The Financial Accounting Standards Board (FASB) met yesterday to discuss, among other things, the now infamous mark-to-market laws (MTM). After much deliberation, the rules have finally been changed. These fair value accounting rules contributed to the downfall of major firms last year such as Lehman, Wachovia, and Washington Mutual. And former FDIC chairman William M. Isaac told a House Financial Services subcommittee last march that "MTM accounting has destroyed well over $500 billion of capital in our financial system."
Until yesterday, MTM rules required firms to value assets on their balance sheet based on whatever price they could get from them in the market on that day (instead of what they are probably worth in the long-term). Financial firms are also required to hold a certain amount of capital relative to the asset debt they hold. When values on assets linked to mortgage-backed securities (MBSes) dropped last year banks were left scrambling to find additional capital to balance their ratios. Unable to quickly recapitalize, Lehman was forced to declare bankruptcy.
But this has now changed. Yesterday, FASB staff determined they will:
"Affirm that the objective of fair value when the market for an asset is not active is the price that would be received to sell the asset in an orderly transaction (that is, not a forced liquidation or distressed sale) between market participants at the measurement date under current market conditions (that is, in the inactive market)."
In English this means that when markets are determined to be frozen or inactive, like when the MBS chaos threw into question their values, then financial firms can set the price of their asset as if they were selling in a stable market. They can project down the road what the value of the asset would be if there was no market volatility. Basically, banks are largely free to use their own judgment in setting asset values.
The FASB provides various rules and recommendations for how to properly do this, and it also emphasizes transparency requirements for firms as they set prices.
Of course this does open the door for fraud, and banks over valuing their assets in order to leverage more cash into investments. This has been a fear in changing the laws. However, that's why we have regulatory organizations, to enforce the laws and referee the rules of the game.
I said on March 24 that, "Varied opportunity cost and subjective value mean that you can't effectively mark-to-market an asset in an economic downturn. The market is made up of varying actors with varying perspectives that can't meaningfully be lumped together." The new FASB laws reflect that concern and create a more fluid process that doesn't try to box in market principals.

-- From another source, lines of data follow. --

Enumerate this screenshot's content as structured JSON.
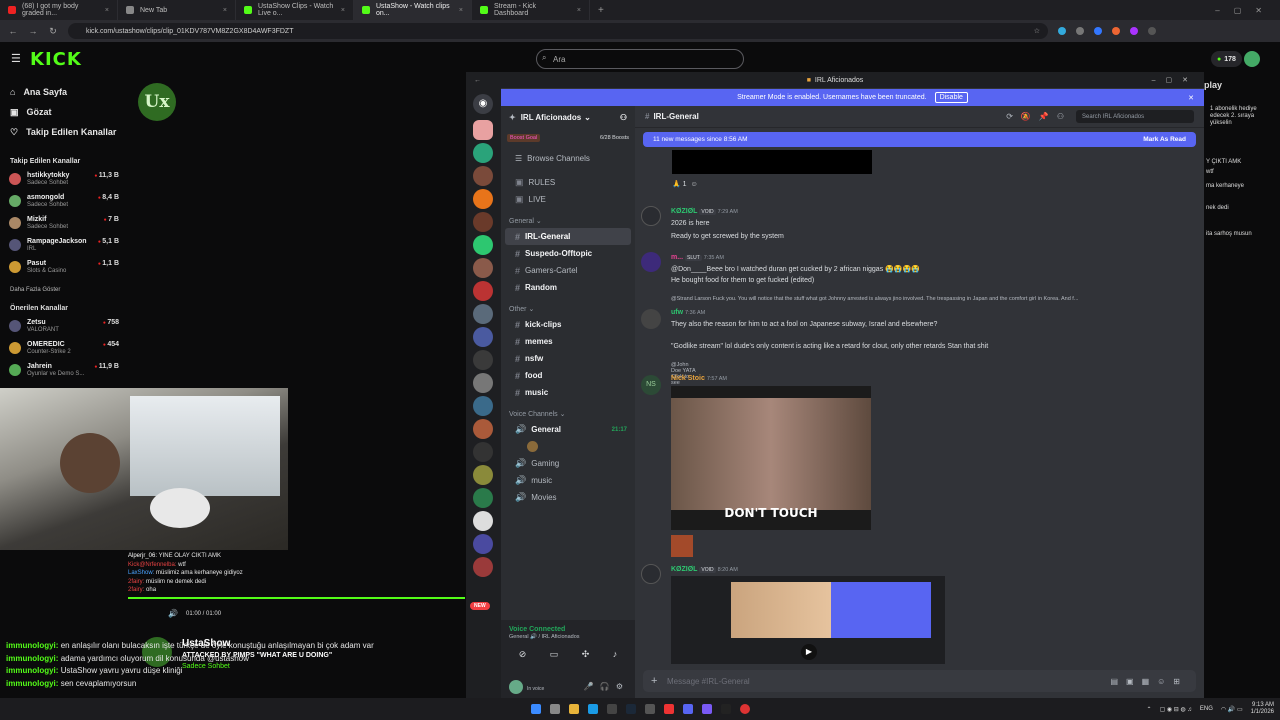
{
  "browser": {
    "tabs": [
      {
        "label": "(68) I got my body graded in..."
      },
      {
        "label": "New Tab"
      },
      {
        "label": "UstaShow Clips - Watch Live o..."
      },
      {
        "label": "UstaShow - Watch clips on..."
      },
      {
        "label": "Stream - Kick Dashboard"
      }
    ],
    "url": "kick.com/ustashow/clips/clip_01KDV787VM8Z2GX8D4AWF3FDZT"
  },
  "kick": {
    "logo": "KICK",
    "search_placeholder": "Ara",
    "credits": "178",
    "nav": [
      {
        "label": "Ana Sayfa"
      },
      {
        "label": "Gözat"
      },
      {
        "label": "Takip Edilen Kanallar"
      }
    ],
    "followed_header": "Takip Edilen Kanallar",
    "followed": [
      {
        "name": "hstikkytokky",
        "sub": "Sadece Sohbet",
        "viewers": "11,3 B"
      },
      {
        "name": "asmongold",
        "sub": "Sadece Sohbet",
        "viewers": "8,4 B"
      },
      {
        "name": "Mizkif",
        "sub": "Sadece Sohbet",
        "viewers": "7 B"
      },
      {
        "name": "RampageJackson",
        "sub": "IRL",
        "viewers": "5,1 B"
      },
      {
        "name": "Pasut",
        "sub": "Slots & Casino",
        "viewers": "1,1 B"
      }
    ],
    "show_more": "Daha Fazla Göster",
    "suggested_header": "Önerilen Kanallar",
    "suggested": [
      {
        "name": "Zetsu",
        "sub": "VALORANT",
        "viewers": "758"
      },
      {
        "name": "OMEREDIC",
        "sub": "Counter-Strike 2",
        "viewers": "454"
      },
      {
        "name": "Jahrein",
        "sub": "Oyunlar ve Demo S...",
        "viewers": "11,9 B"
      }
    ],
    "stream_logo": "Ux",
    "overlay_chat": [
      {
        "user": "Alperjr_06:",
        "text": "YINE OLAY CIKTI AMK",
        "color": "#ffffff"
      },
      {
        "user": "Kick@Nrfennelba:",
        "text": "wtf",
        "color": "#e94343"
      },
      {
        "user": "LaxShow:",
        "text": "müslimiz ama kerhaneye gidiyoz",
        "color": "#4aa3ff"
      },
      {
        "user": "2fairy:",
        "text": "müslim ne demek dedi",
        "color": "#e94343"
      },
      {
        "user": "2fairy:",
        "text": "oha",
        "color": "#e94343"
      }
    ],
    "video_time": "01:00 / 01:00",
    "streamer_name": "UstaShow",
    "streamer_sub": "Sadece Sohbet",
    "alert": "ATTACKED BY PIMPS \"WHAT ARE U DOING\"",
    "chat": [
      {
        "user": "immunologyi:",
        "text": "en anlaşılır olanı bulacaksın işte türkçe de öyle konuştuğu anlaşılmayan bi çok adam var"
      },
      {
        "user": "immunologyi:",
        "text": "adama yardımcı oluyorum dil konusunda @ustashow"
      },
      {
        "user": "immunologyi:",
        "text": "UstaShow yavru yavru düşe kliniği"
      },
      {
        "user": "immunologyi:",
        "text": "sen cevaplamıyorsun"
      }
    ],
    "right_panel": {
      "title": "play",
      "lines": [
        "1 abonelik hediye edecek 2. sıraya yükselin",
        "Y ÇIKTI AMK",
        "wtf",
        "ma kerhaneye",
        "nek dedi",
        "ita sarhoş musun"
      ]
    }
  },
  "discord": {
    "window_title": "IRL Aficionados",
    "banner": "Streamer Mode is enabled. Usernames have been truncated.",
    "banner_button": "Disable",
    "server_name": "IRL Aficionados",
    "boost_goal": "Boost Goal",
    "boosts": "6/28 Boosts",
    "browse": "Browse Channels",
    "channels_top": [
      {
        "name": "RULES"
      },
      {
        "name": "LIVE"
      }
    ],
    "cat_general": "General",
    "channels_general": [
      {
        "name": "IRL-General"
      },
      {
        "name": "Suspedo-Offtopic"
      },
      {
        "name": "Gamers-Cartel"
      },
      {
        "name": "Random"
      }
    ],
    "cat_other": "Other",
    "channels_other": [
      {
        "name": "kick-clips"
      },
      {
        "name": "memes"
      },
      {
        "name": "nsfw"
      },
      {
        "name": "food"
      },
      {
        "name": "music"
      }
    ],
    "cat_voice": "Voice Channels",
    "voice": [
      {
        "name": "General"
      },
      {
        "name": "Gaming"
      },
      {
        "name": "music"
      },
      {
        "name": "Movies"
      }
    ],
    "voice_time": "21:17",
    "voice_connected": "Voice Connected",
    "voice_sub": "General 🔊 / IRL Aficionados",
    "user_status": "In voice",
    "new_badge": "NEW",
    "chat_title": "IRL-General",
    "search_placeholder": "Search IRL Aficionados",
    "new_messages": "11 new messages since 8:56 AM",
    "mark_read": "Mark As Read",
    "reaction_count": "1",
    "messages": [
      {
        "user": "KØZIØL",
        "tag": "VOID",
        "time": "7:29 AM",
        "lines": [
          "2026 is here",
          "Ready to get screwed by the system"
        ]
      },
      {
        "user": "m...",
        "tag": "SLUT",
        "time": "7:35 AM",
        "lines": [
          "@Don____Beee bro I watched duran get cucked by 2 african niggas 😭😭😭😭",
          "He bought  food for them to get fucked (edited)"
        ]
      },
      {
        "user": "ufw",
        "reply": "@Strand Larson  Fuck you. You will notice that the stuff what got Johnny arrested is always jino involved. The trespassing in Japan and the comfort girl in Korea. And f...",
        "time": "7:36 AM",
        "lines": [
          "They also the reason for him to act a fool on Japanese subway, Israel and elsewhere?",
          "\"Godlike stream\" lol dude's only content is acting like a retard for clout, only other retards Stan that shit"
        ]
      },
      {
        "user": "Nick Stoic",
        "reply": "@John Doe  YATA  Click to see attachment",
        "time": "7:57 AM",
        "image_caption": "DON'T TOUCH"
      },
      {
        "user": "KØZIØL",
        "tag": "VOID",
        "time": "8:20 AM"
      }
    ],
    "composer_placeholder": "Message #IRL-General"
  },
  "taskbar": {
    "lang": "ENG",
    "time": "9:13 AM",
    "date": "1/1/2026"
  },
  "colors": {
    "kick_green": "#53fc18",
    "discord_blurple": "#5865f2"
  }
}
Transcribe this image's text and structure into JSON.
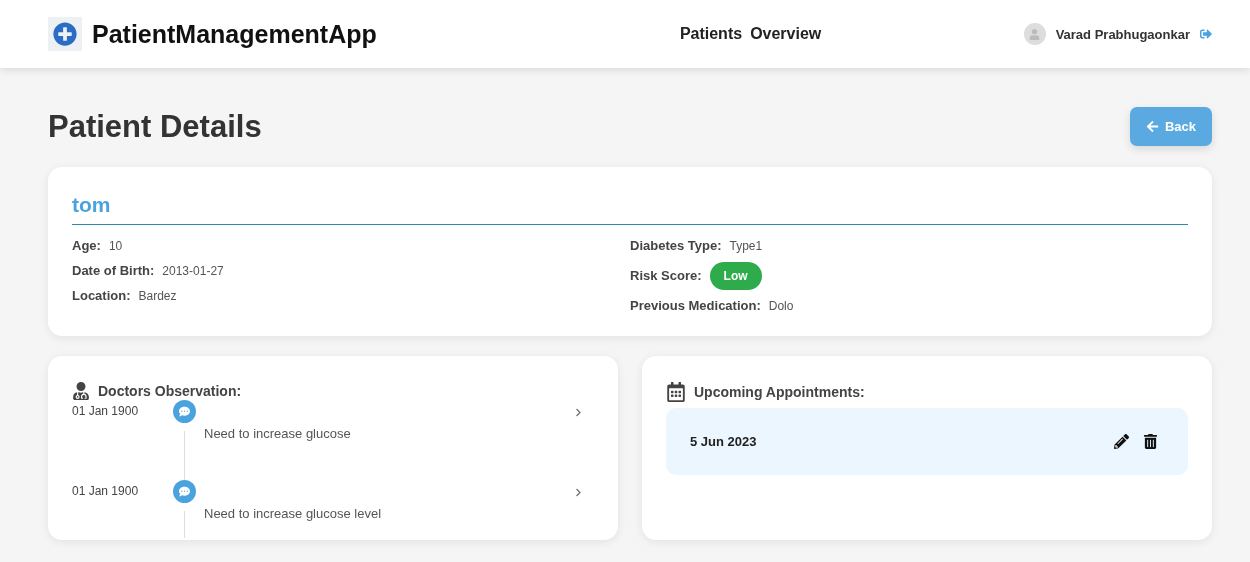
{
  "header": {
    "app_name": "PatientManagementApp",
    "nav": [
      "Patients",
      "Overview"
    ],
    "user": "Varad Prabhugaonkar"
  },
  "page_title": "Patient Details",
  "back_button": "Back",
  "patient": {
    "name": "tom",
    "fields_left": [
      {
        "label": "Age:",
        "value": "10"
      },
      {
        "label": "Date of Birth:",
        "value": "2013-01-27"
      },
      {
        "label": "Location:",
        "value": "Bardez"
      }
    ],
    "diabetes_type": {
      "label": "Diabetes Type:",
      "value": "Type1"
    },
    "risk_score": {
      "label": "Risk Score:",
      "value": "Low"
    },
    "previous_medication": {
      "label": "Previous Medication:",
      "value": "Dolo"
    }
  },
  "observations": {
    "title": "Doctors Observation:",
    "items": [
      {
        "date": "01 Jan 1900",
        "note": "Need to increase glucose"
      },
      {
        "date": "01 Jan 1900",
        "note": "Need to increase glucose level"
      }
    ]
  },
  "appointments": {
    "title": "Upcoming Appointments:",
    "items": [
      {
        "date": "5 Jun 2023"
      }
    ]
  }
}
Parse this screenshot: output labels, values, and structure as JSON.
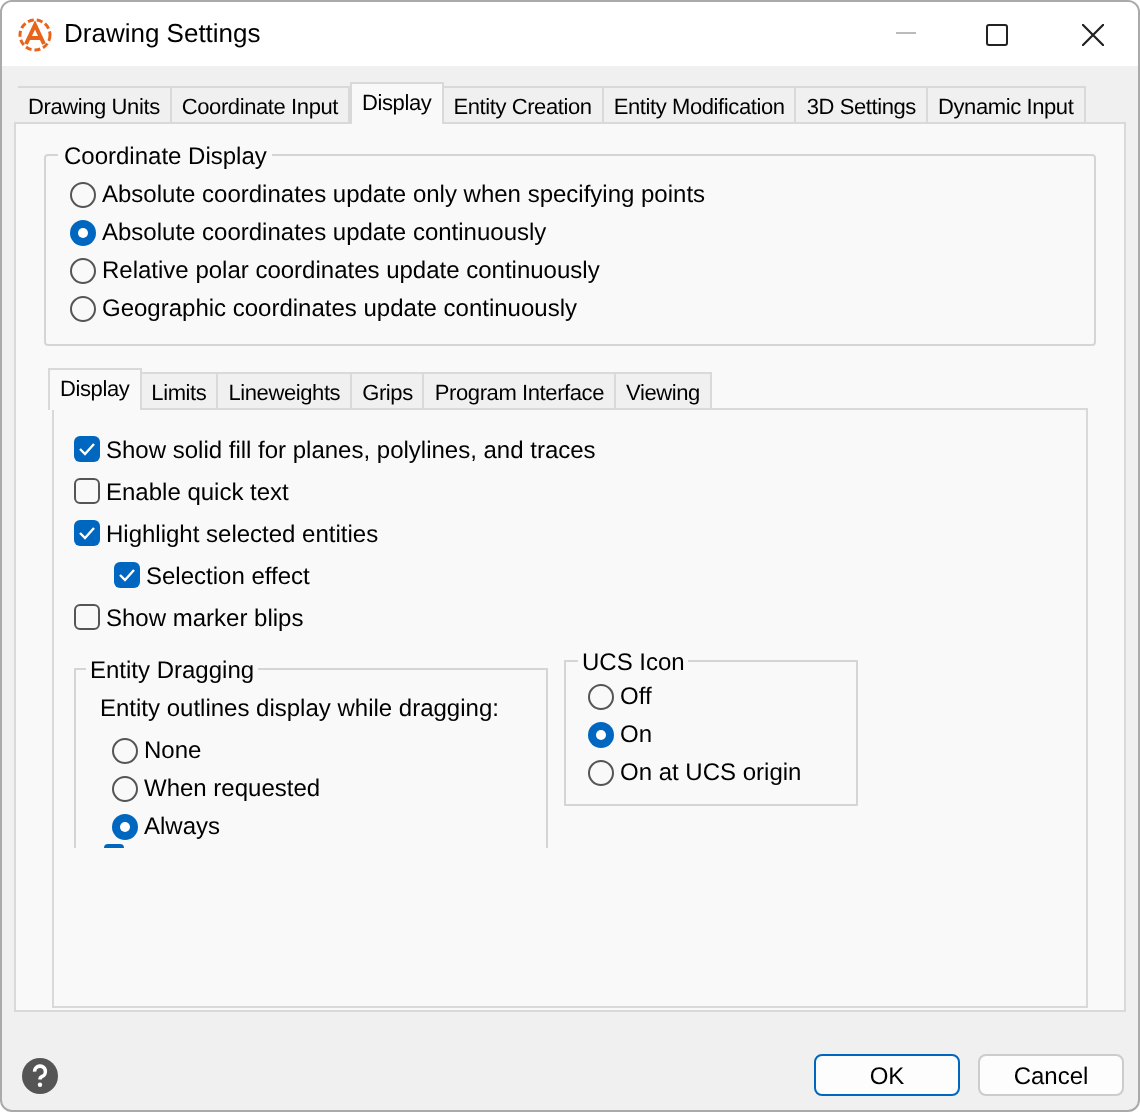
{
  "window": {
    "title": "Drawing Settings"
  },
  "tabs": [
    {
      "label": "Drawing Units",
      "selected": false
    },
    {
      "label": "Coordinate Input",
      "selected": false
    },
    {
      "label": "Display",
      "selected": true
    },
    {
      "label": "Entity Creation",
      "selected": false
    },
    {
      "label": "Entity Modification",
      "selected": false
    },
    {
      "label": "3D Settings",
      "selected": false
    },
    {
      "label": "Dynamic Input",
      "selected": false
    }
  ],
  "coordinate_display": {
    "title": "Coordinate Display",
    "options": [
      {
        "label": "Absolute coordinates update only when specifying points",
        "selected": false
      },
      {
        "label": "Absolute coordinates update continuously",
        "selected": true
      },
      {
        "label": "Relative polar coordinates update continuously",
        "selected": false
      },
      {
        "label": "Geographic coordinates update continuously",
        "selected": false
      }
    ]
  },
  "subtabs": [
    {
      "label": "Display",
      "selected": true
    },
    {
      "label": "Limits",
      "selected": false
    },
    {
      "label": "Lineweights",
      "selected": false
    },
    {
      "label": "Grips",
      "selected": false
    },
    {
      "label": "Program Interface",
      "selected": false
    },
    {
      "label": "Viewing",
      "selected": false
    }
  ],
  "checkboxes": [
    {
      "label": "Show solid fill for planes, polylines, and traces",
      "checked": true
    },
    {
      "label": "Enable quick text",
      "checked": false
    },
    {
      "label": "Highlight selected entities",
      "checked": true,
      "children": [
        {
          "label": "Selection effect",
          "checked": true
        }
      ]
    },
    {
      "label": "Show marker blips",
      "checked": false
    }
  ],
  "entity_dragging": {
    "title": "Entity Dragging",
    "prompt": "Entity outlines display while dragging:",
    "options": [
      {
        "label": "None",
        "selected": false
      },
      {
        "label": "When requested",
        "selected": false
      },
      {
        "label": "Always",
        "selected": true
      }
    ],
    "clipped_checkbox": {
      "checked": true
    }
  },
  "ucs_icon": {
    "title": "UCS Icon",
    "options": [
      {
        "label": "Off",
        "selected": false
      },
      {
        "label": "On",
        "selected": true
      },
      {
        "label": "On at UCS origin",
        "selected": false
      }
    ]
  },
  "buttons": [
    {
      "label": "OK",
      "kind": "default"
    },
    {
      "label": "Cancel",
      "kind": "normal"
    }
  ]
}
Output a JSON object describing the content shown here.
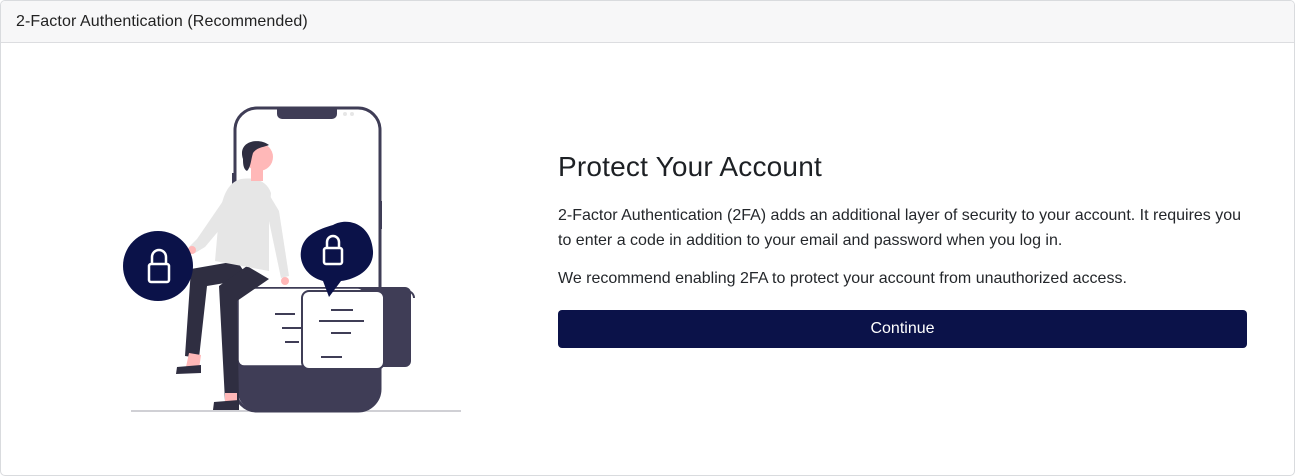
{
  "header": {
    "title": "2-Factor Authentication (Recommended)"
  },
  "main": {
    "heading": "Protect Your Account",
    "paragraph1": "2-Factor Authentication (2FA) adds an additional layer of security to your account. It requires you to enter a code in addition to your email and password when you log in.",
    "paragraph2": "We recommend enabling 2FA to protect your account from unauthorized access.",
    "continue_label": "Continue"
  },
  "illustration": {
    "icons": [
      "phone-icon",
      "lock-icon",
      "message-icon"
    ]
  },
  "colors": {
    "accent": "#0b1249",
    "illustration_dark": "#3f3d56",
    "skin": "#ffb8b8"
  }
}
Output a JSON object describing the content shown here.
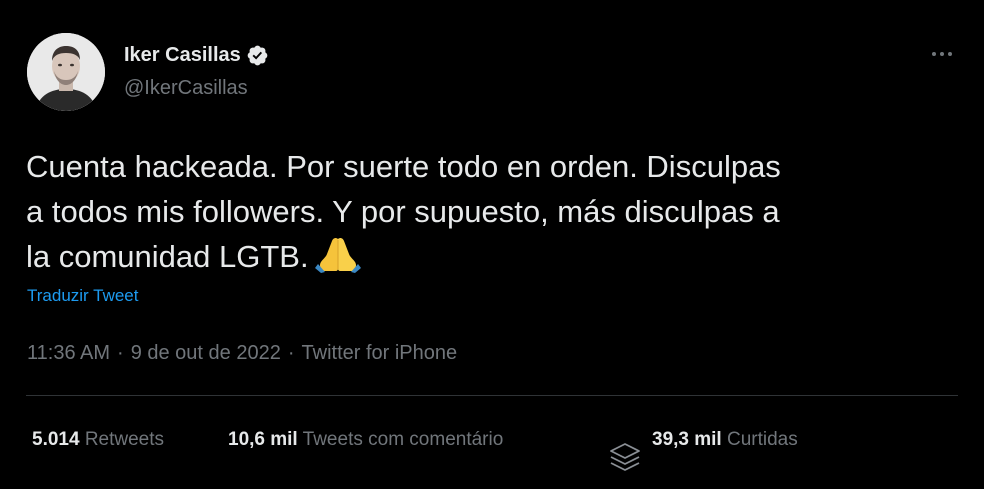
{
  "author": {
    "display_name": "Iker Casillas",
    "handle": "@IkerCasillas",
    "verified": true
  },
  "tweet": {
    "text": "Cuenta hackeada. Por suerte todo en orden. Disculpas\na todos mis followers. Y por supuesto, más disculpas a\nla comunidad LGTB.",
    "emoji": "🙏",
    "translate_label": "Traduzir Tweet",
    "time": "11:36 AM",
    "date": "9 de out de 2022",
    "separator": "·",
    "source": "Twitter for iPhone"
  },
  "stats": {
    "retweets": {
      "value": "5.014",
      "label": "Retweets"
    },
    "quotes": {
      "value": "10,6 mil",
      "label": "Tweets com comentário"
    },
    "likes": {
      "value": "39,3 mil",
      "label": "Curtidas"
    }
  },
  "icons": {
    "avatar": "avatar-photo",
    "verified": "verified-badge-icon",
    "more": "more-options-icon",
    "emoji": "folded-hands-emoji",
    "watermark": "layers-icon"
  },
  "colors": {
    "background": "#000000",
    "text": "#e7e9ea",
    "muted": "#71767b",
    "link": "#1d9bf0",
    "divider": "#2f3336"
  }
}
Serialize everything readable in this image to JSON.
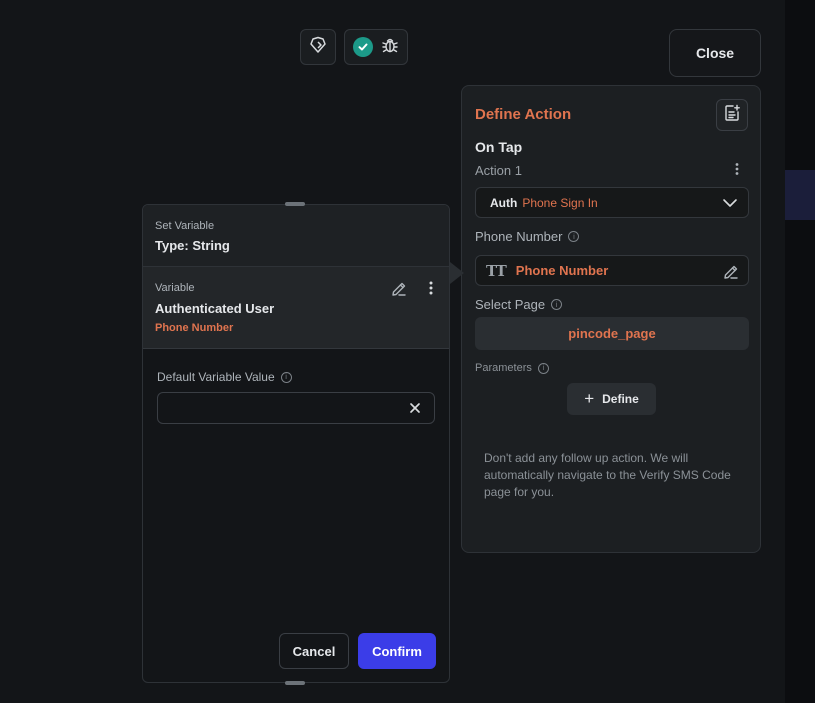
{
  "toolbar": {
    "close_label": "Close"
  },
  "action_panel": {
    "title": "Define Action",
    "trigger": "On Tap",
    "action_name": "Action 1",
    "auth_label": "Auth",
    "auth_value": "Phone Sign In",
    "phone_number_label": "Phone Number",
    "phone_number_value": "Phone Number",
    "select_page_label": "Select Page",
    "select_page_value": "pincode_page",
    "parameters_label": "Parameters",
    "define_label": "Define",
    "note": "Don't add any follow up action. We will automatically navigate to the Verify SMS Code page for you."
  },
  "variable_panel": {
    "header_sub": "Set Variable",
    "header_main": "Type: String",
    "variable_sub": "Variable",
    "variable_main": "Authenticated User",
    "variable_field": "Phone Number",
    "default_value_label": "Default Variable Value",
    "default_value": "",
    "cancel_label": "Cancel",
    "confirm_label": "Confirm"
  },
  "colors": {
    "accent": "#e0744f",
    "primary_button": "#3b3de8",
    "success": "#1c9a89"
  },
  "icons": [
    "widget-icon",
    "check-circle-icon",
    "bug-icon",
    "document-add-icon",
    "more-vertical-icon",
    "chevron-down-icon",
    "info-icon",
    "text-type-icon",
    "edit-pencil-icon",
    "plus-icon",
    "clear-x-icon"
  ]
}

Of course we do have to look for what unintended consequences might result from this rule change. WSJ wrote yesterday that the new MTM regulations create a disincentive for banks to sell Legacy Assets through the TALF and PPiP initiatives set up be the Fed and Treasury. And Reuters reported Morgan Stanley analysts said the change might reduce potential earnings in a volatile market.